In the past Dear Gaila columns you offered great suggestions for encouraging writing in English at home (see part I and part II). I would like to hear suggestions for a classroom. I have a challenging group with very weak writing skills. How can I strengthen their writing abilities?
English Teacher in Israel
I like to encourage writing by asking my students to write book reports. This way they also read (which in itself promotes better writing abilities) and write. Book reports don't have to be the standard boring summary we usually expect.
At the first level they can simply draw a picture of their favourite part of the book with a one sentence explanation of what it is, and/or why they like it. As they progress they can be asked to write more of an explanation for the picture.
The next level is what is often referred to a book task rather than book reports.

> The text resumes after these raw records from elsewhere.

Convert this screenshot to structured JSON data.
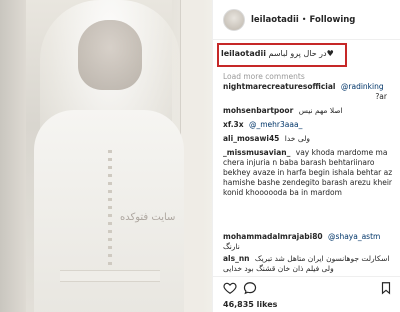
{
  "photo": {
    "watermark": "سایت فتوکده"
  },
  "post": {
    "username": "leilaotadii",
    "dot": "•",
    "follow_label": "Following",
    "caption_user": "leilaotadii",
    "caption_text": "در حال پرو لباسم♥",
    "load_more": "Load more comments",
    "likes": "46,835 likes"
  },
  "comments": [
    {
      "user": "nightmarecreaturesofficial",
      "mention": "@radinking",
      "text": ""
    },
    {
      "user": "",
      "mention": "",
      "text": "?ar"
    },
    {
      "user": "mohsenbartpoor",
      "mention": "",
      "text": "اصلا مهم نیس"
    },
    {
      "user": "xf.3x",
      "mention": "@_mehr3aaa_",
      "text": ""
    },
    {
      "user": "ali_mosawi45",
      "mention": "",
      "text": "ولی خدا"
    },
    {
      "user": "_missmusavian_",
      "mention": "",
      "text": "vay khoda mardome ma chera injuria n baba barash behtariinaro bekhey avaze in harfa begin ishala behtar az hamishe bashe zendegito barash arezu kheir konid khoooooda ba in mardom"
    },
    {
      "user": "mohammadalmrajabi80",
      "mention": "@shaya_astm",
      "text": "نارنگ"
    },
    {
      "user": "als_nn",
      "mention": "",
      "text": "اسکارلت جوهانسون ایران متاهل شد تبریک ولی فیلم ذان خان قشنگ بود خدایی"
    }
  ],
  "icons": {
    "like": "heart-icon",
    "comment": "comment-icon",
    "bookmark": "bookmark-icon"
  }
}
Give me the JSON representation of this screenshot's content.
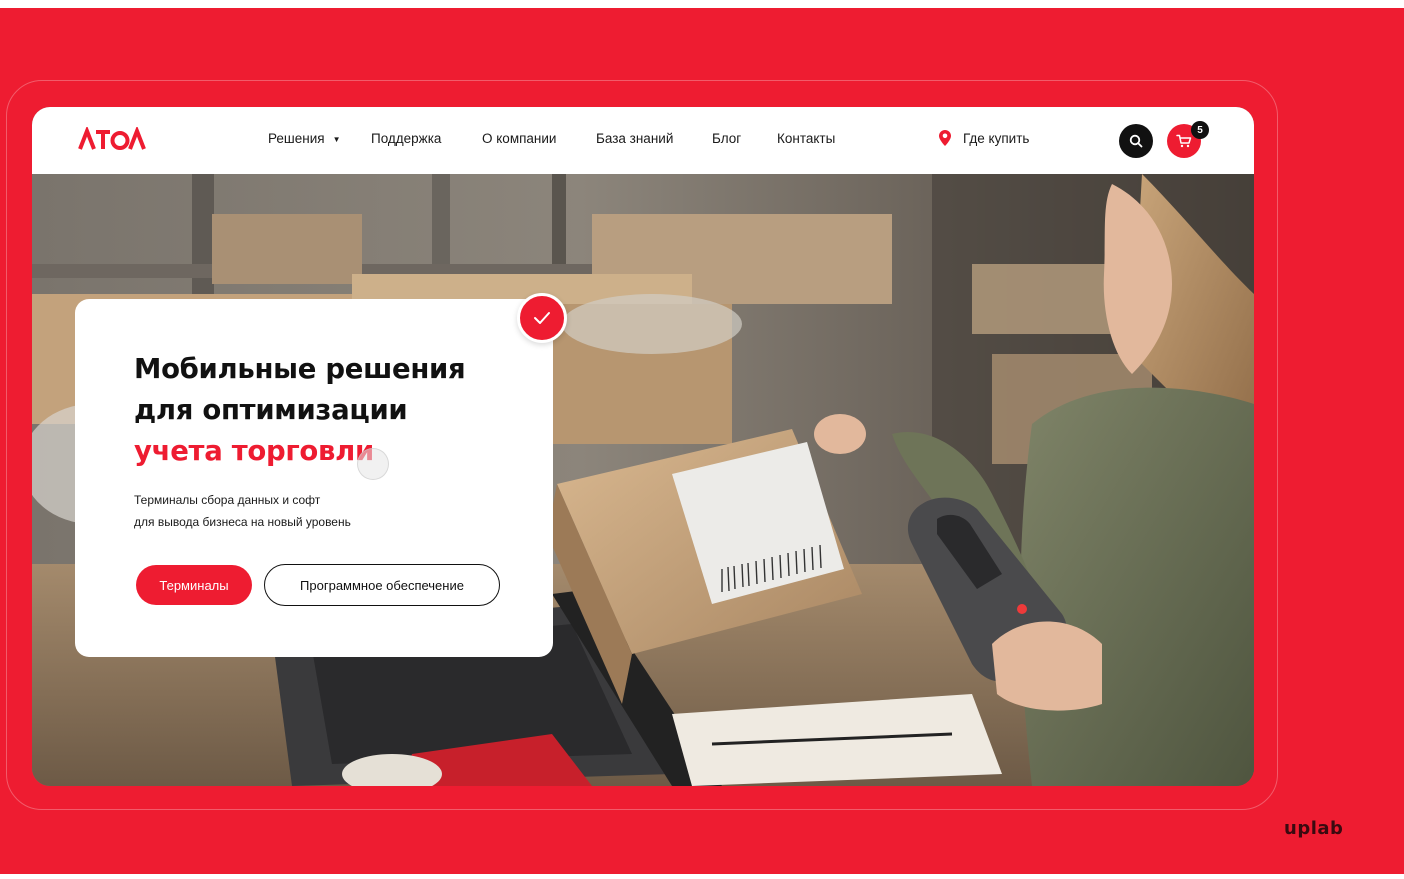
{
  "footer_brand": "uplab",
  "header": {
    "logo": "ATOΛ",
    "nav": [
      {
        "label": "Решения",
        "has_dropdown": true
      },
      {
        "label": "Поддержка"
      },
      {
        "label": "О компании"
      },
      {
        "label": "База знаний"
      },
      {
        "label": "Блог"
      },
      {
        "label": "Контакты"
      }
    ],
    "where_to_buy": "Где купить",
    "cart_count": "5"
  },
  "hero": {
    "title_line1": "Мобильные решения",
    "title_line2": "для оптимизации",
    "title_accent": "учета торговли",
    "subtitle_line1": "Терминалы сбора данных и софт",
    "subtitle_line2": "для вывода бизнеса на новый уровень",
    "primary_button": "Терминалы",
    "secondary_button": "Программное обеспечение"
  },
  "colors": {
    "brand_red": "#ee1c31",
    "dark": "#111111",
    "white": "#ffffff"
  }
}
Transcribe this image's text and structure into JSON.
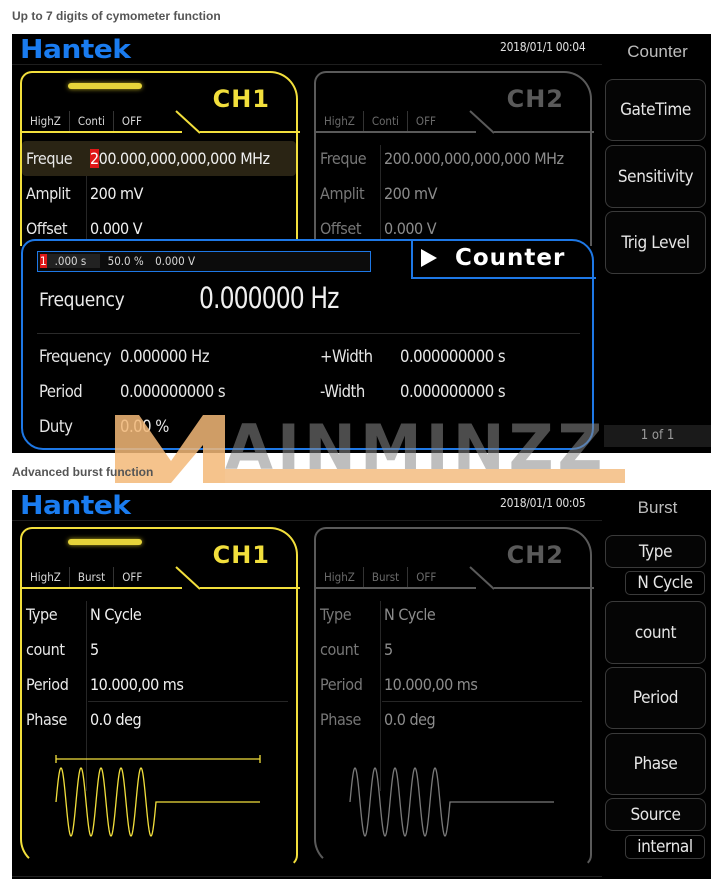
{
  "captions": {
    "counter": "Up to 7 digits of cymometer function",
    "burst": "Advanced burst function"
  },
  "brand": {
    "logo": "Hantek",
    "logo_color": "#1a7cf0",
    "ch1_color": "#f2df3c",
    "ch2_color": "#5a5a5a",
    "counter_accent": "#1e78e6",
    "cursor_color": "#e01818"
  },
  "screen1": {
    "datetime": "2018/01/1 00:04",
    "menu_title": "Counter",
    "ch1": {
      "label": "CH1",
      "tabs": [
        "HighZ",
        "Conti",
        "OFF"
      ],
      "rows": [
        {
          "label": "Freque",
          "value_cursor": "2",
          "value_rest": "00.000,000,000,000 MHz"
        },
        {
          "label": "Amplit",
          "value": "200 mV"
        },
        {
          "label": "Offset",
          "value": "0.000 V"
        }
      ]
    },
    "ch2": {
      "label": "CH2",
      "tabs": [
        "HighZ",
        "Conti",
        "OFF"
      ],
      "rows": [
        {
          "label": "Freque",
          "value": "200.000,000,000,000 MHz"
        },
        {
          "label": "Amplit",
          "value": "200 mV"
        },
        {
          "label": "Offset",
          "value": "0.000 V"
        }
      ]
    },
    "counter": {
      "title": "Counter",
      "settings": {
        "gate_cursor": "1",
        "gate_rest": ".000 s",
        "sensitivity": "50.0 %",
        "trig_level": "0.000 V"
      },
      "main_label": "Frequency",
      "main_value": "0.000000 Hz",
      "measurements": [
        {
          "label": "Frequency",
          "value": "0.000000 Hz"
        },
        {
          "label": "Period",
          "value": "0.000000000 s"
        },
        {
          "label": "Duty",
          "value": "0.00 %"
        },
        {
          "label": "+Width",
          "value": "0.000000000 s"
        },
        {
          "label": "-Width",
          "value": "0.000000000 s"
        }
      ]
    },
    "softkeys": [
      "GateTime",
      "Sensitivity",
      "Trig Level"
    ],
    "pager": "1 of 1"
  },
  "screen2": {
    "datetime": "2018/01/1 00:05",
    "menu_title": "Burst",
    "ch1": {
      "label": "CH1",
      "tabs": [
        "HighZ",
        "Burst",
        "OFF"
      ],
      "rows": [
        {
          "label": "Type",
          "value": "N Cycle"
        },
        {
          "label": "count",
          "value": "5"
        },
        {
          "label": "Period",
          "value": "10.000,00 ms"
        },
        {
          "label": "Phase",
          "value": "0.0 deg"
        }
      ],
      "burst_cycles": 5
    },
    "ch2": {
      "label": "CH2",
      "tabs": [
        "HighZ",
        "Burst",
        "OFF"
      ],
      "rows": [
        {
          "label": "Type",
          "value": "N Cycle"
        },
        {
          "label": "count",
          "value": "5"
        },
        {
          "label": "Period",
          "value": "10.000,00 ms"
        },
        {
          "label": "Phase",
          "value": "0.0 deg"
        }
      ],
      "burst_cycles": 5
    },
    "softkeys": [
      {
        "label": "Type",
        "value": "N Cycle"
      },
      {
        "label": "count"
      },
      {
        "label": "Period"
      },
      {
        "label": "Phase"
      },
      {
        "label": "Source",
        "value": "internal"
      }
    ]
  },
  "watermark": "MAINMINZZ"
}
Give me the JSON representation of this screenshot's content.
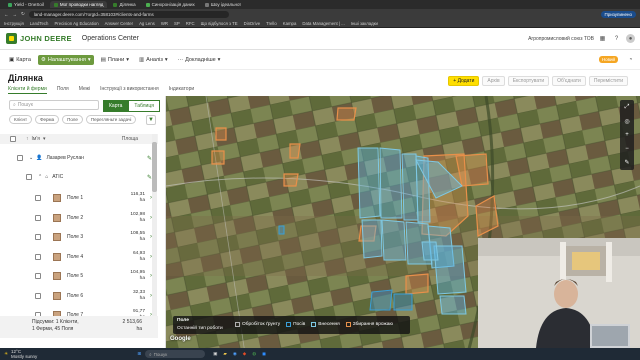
{
  "browser": {
    "tabs": [
      {
        "label": "Yield - OneSoil",
        "color": "#3ba55c"
      },
      {
        "label": "Мої проводки нагляд",
        "color": "#367c2b",
        "active": true
      },
      {
        "label": "Ділянка",
        "color": "#367c2b"
      },
      {
        "label": "Синхронізація даних",
        "color": "#4caf50"
      },
      {
        "label": "Шоу ідеальної",
        "color": "#777"
      }
    ],
    "url": "land-manager.deere.com/?orgId=358103#/clients-and-farms",
    "profile_label": "Призупинено",
    "bookmarks": [
      "Інструкція",
      "LandTech",
      "Precision Ag Education",
      "Answer Center",
      "Ag Lens",
      "WR",
      "SP",
      "RFC",
      "Що відбулося з TE",
      "DinDrive",
      "Trello",
      "Kampa",
      "Data Management | ...",
      "Інші закладки"
    ]
  },
  "header": {
    "brand": "JOHN DEERE",
    "app": "Operations Center",
    "org": "Агропромисловий союз ТОВ",
    "new_badge": "Новий"
  },
  "nav": [
    {
      "label": "Карта",
      "icon": "map-icon"
    },
    {
      "label": "Налаштування",
      "icon": "settings-icon",
      "active": true
    },
    {
      "label": "Плани",
      "icon": "plans-icon"
    },
    {
      "label": "Аналіз",
      "icon": "analyze-icon"
    },
    {
      "label": "Докладніше",
      "icon": "more-icon"
    }
  ],
  "page": {
    "title": "Ділянка",
    "subtabs": [
      "Клієнти й ферми",
      "Поля",
      "Межі",
      "Інструкції з використання",
      "Індикатори"
    ],
    "actions": {
      "add": "+ Додати",
      "archive": "Архів",
      "export": "Експортувати",
      "merge": "Об'єднати",
      "move": "Перемістити"
    }
  },
  "panel": {
    "search_placeholder": "Пошук",
    "view_map": "Карта",
    "view_table": "Таблиця",
    "chips": [
      "Клієнт",
      "Ферма",
      "Поле",
      "Перегляньте задачі"
    ],
    "col_name": "Ім'я",
    "col_area": "Площа",
    "client": "Лазарев Руслан",
    "farm": "АТІС",
    "fields": [
      {
        "name": "Поле 1",
        "area": "116,31",
        "unit": "ha"
      },
      {
        "name": "Поле 2",
        "area": "102,98",
        "unit": "ha"
      },
      {
        "name": "Поле 3",
        "area": "108,55",
        "unit": "ha"
      },
      {
        "name": "Поле 4",
        "area": "64,93",
        "unit": "ha"
      },
      {
        "name": "Поле 5",
        "area": "104,95",
        "unit": "ha"
      },
      {
        "name": "Поле 6",
        "area": "32,33",
        "unit": "ha"
      },
      {
        "name": "Поле 7",
        "area": "91,77",
        "unit": "ha"
      }
    ],
    "totals_label1": "Підсумки: 1 Клієнти,",
    "totals_label2": "1 Ферми, 45 Поля",
    "totals_value": "2 513,66",
    "totals_unit": "ha"
  },
  "map": {
    "legend_title": "Поле",
    "legend_subtitle": "Останній тип роботи",
    "legend_items": [
      {
        "label": "Обробіток ґрунту",
        "color": "#b0b0b0"
      },
      {
        "label": "Посів",
        "color": "#3aa0d8"
      },
      {
        "label": "Внесення",
        "color": "#7ec8e3"
      },
      {
        "label": "Збирання врожаю",
        "color": "#e8904a"
      }
    ],
    "google": "Google"
  },
  "taskbar": {
    "weather_temp": "12°C",
    "weather_text": "Mostly sunny",
    "search": "Пошук"
  },
  "colors": {
    "brand_green": "#367c2b",
    "brand_yellow": "#ffde00"
  }
}
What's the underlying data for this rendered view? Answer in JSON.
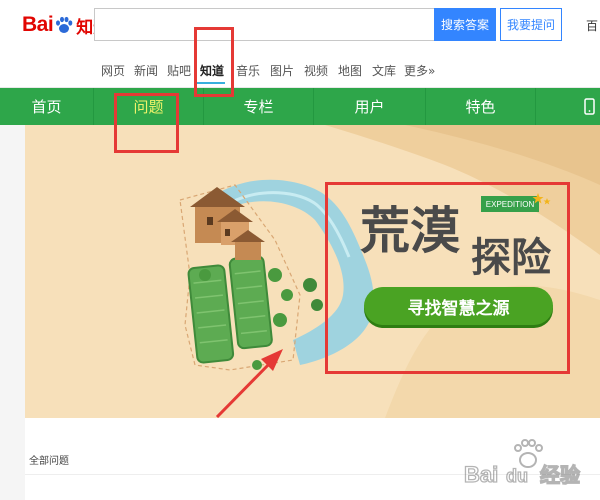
{
  "header": {
    "logo": {
      "bai": "Bai",
      "du": "du",
      "zhidao": "知道"
    },
    "search_value": "",
    "search_button": "搜索答案",
    "ask_button": "我要提问",
    "cut_text": "百"
  },
  "subnav": {
    "items": [
      "网页",
      "新闻",
      "贴吧",
      "知道",
      "音乐",
      "图片",
      "视频",
      "地图",
      "文库",
      "更多»"
    ],
    "active_index": 3
  },
  "greenbar": {
    "tabs": [
      "首页",
      "问题",
      "专栏",
      "用户",
      "特色"
    ],
    "active_index": 1
  },
  "banner": {
    "title_1": "荒漠",
    "title_2": "探险",
    "ribbon": "EXPEDITION",
    "pill_text": "寻找智慧之源"
  },
  "lower": {
    "label": "全部问题"
  },
  "watermark": {
    "text_1": "Bai",
    "text_2": "du",
    "text_3": "经验"
  },
  "colors": {
    "green": "#2ea64a",
    "active_tab": "#f0f36a",
    "search_blue": "#3385ff",
    "annotation_red": "#e53935",
    "banner_bg": "#f7e0ba"
  }
}
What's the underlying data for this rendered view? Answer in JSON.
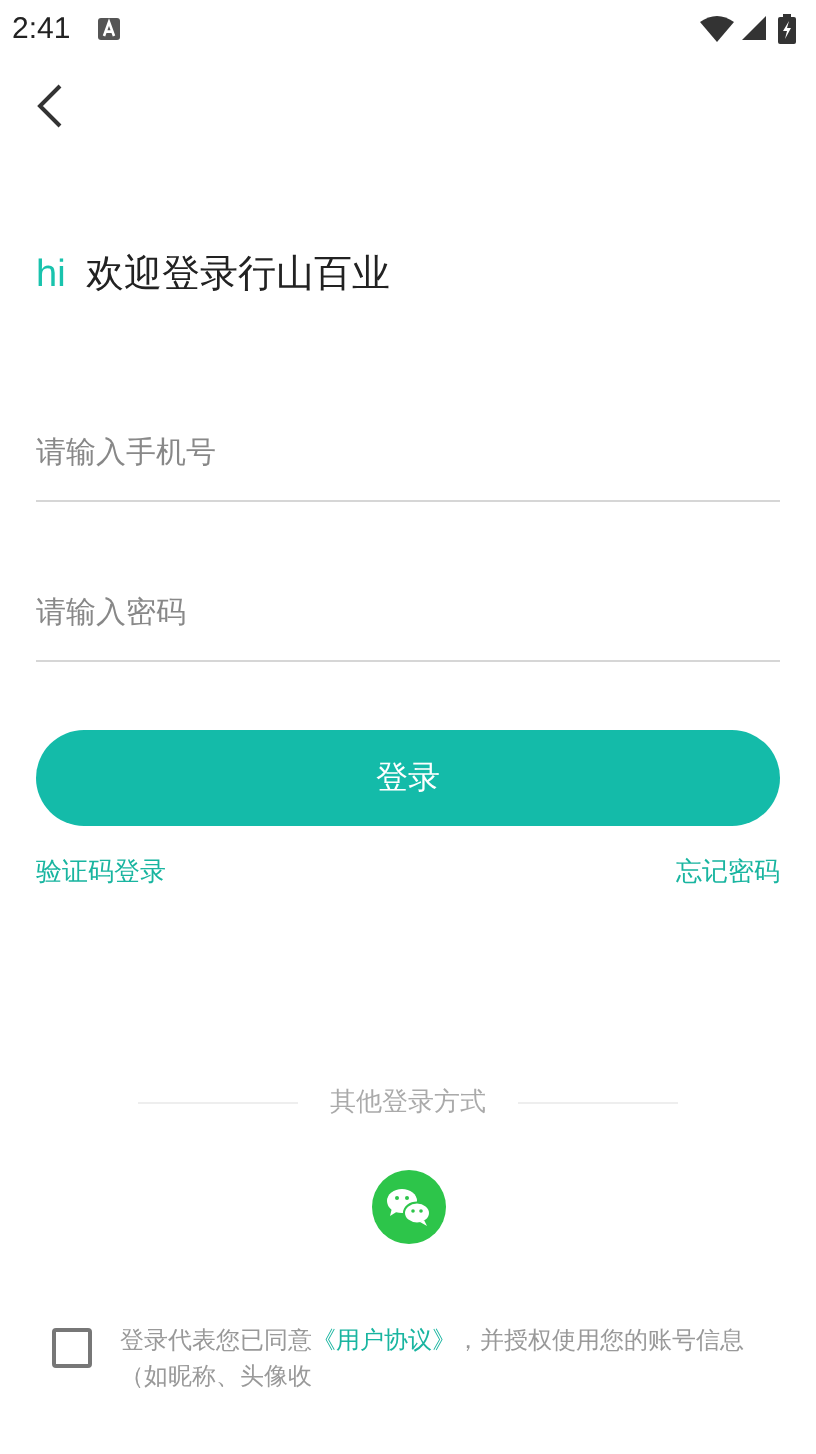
{
  "status_bar": {
    "time": "2:41"
  },
  "greeting": {
    "hi": "hi",
    "title": "欢迎登录行山百业"
  },
  "fields": [
    {
      "placeholder": "请输入手机号"
    },
    {
      "placeholder": "请输入密码"
    }
  ],
  "login_button": "登录",
  "links": [
    "验证码登录",
    "忘记密码"
  ],
  "other_login": {
    "label": "其他登录方式"
  },
  "agreement": {
    "checked": false,
    "before": "登录代表您已同意",
    "link": "《用户协议》",
    "after": "，并授权使用您的账号信息",
    "line2": "（如昵称、头像收"
  }
}
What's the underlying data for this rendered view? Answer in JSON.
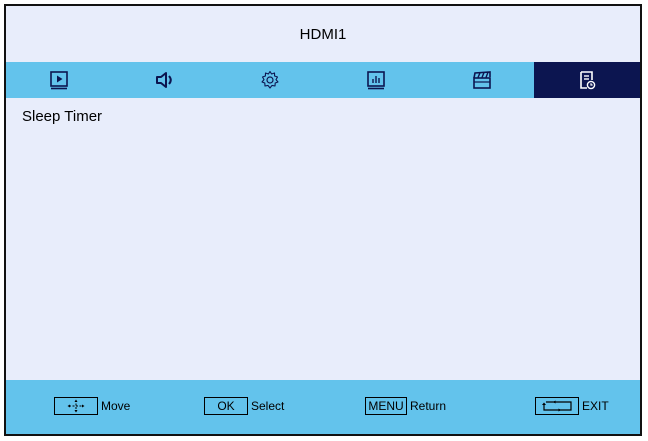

One can ask the children for a list of words which are then used in sentences. These words can be adjectives, verbs, or parts of sentences. Or they can be a shopping list that a character would need the next time he goes shopping for food or clothes. They could be words connected to a scene in the book.
Another fun activity is for your students to write a rebus books. These give a summary of the book but use a lot of pictures instead of words . The pictures can be photocopied ahead of time, small and plentiful, so that they can use the picture of a tree instead of the word whenever needed to talk about (such as in the Giving Tree). This reduces the stress a child feels about producing a long report with lots of words that he feels incapable of remembering how to write.
There are truly unlimited ways you can get your students writing "book reports". Just be creative and your students will learn that writing can be fun!
Gaila has almost 40 year of experience teaching and runs A.H.A.V.A., a non-profit to promote English literacy. Would you like to ask Gaila a question? Email us at email@example.com or send us a message. Look out for more Dear Gaila columns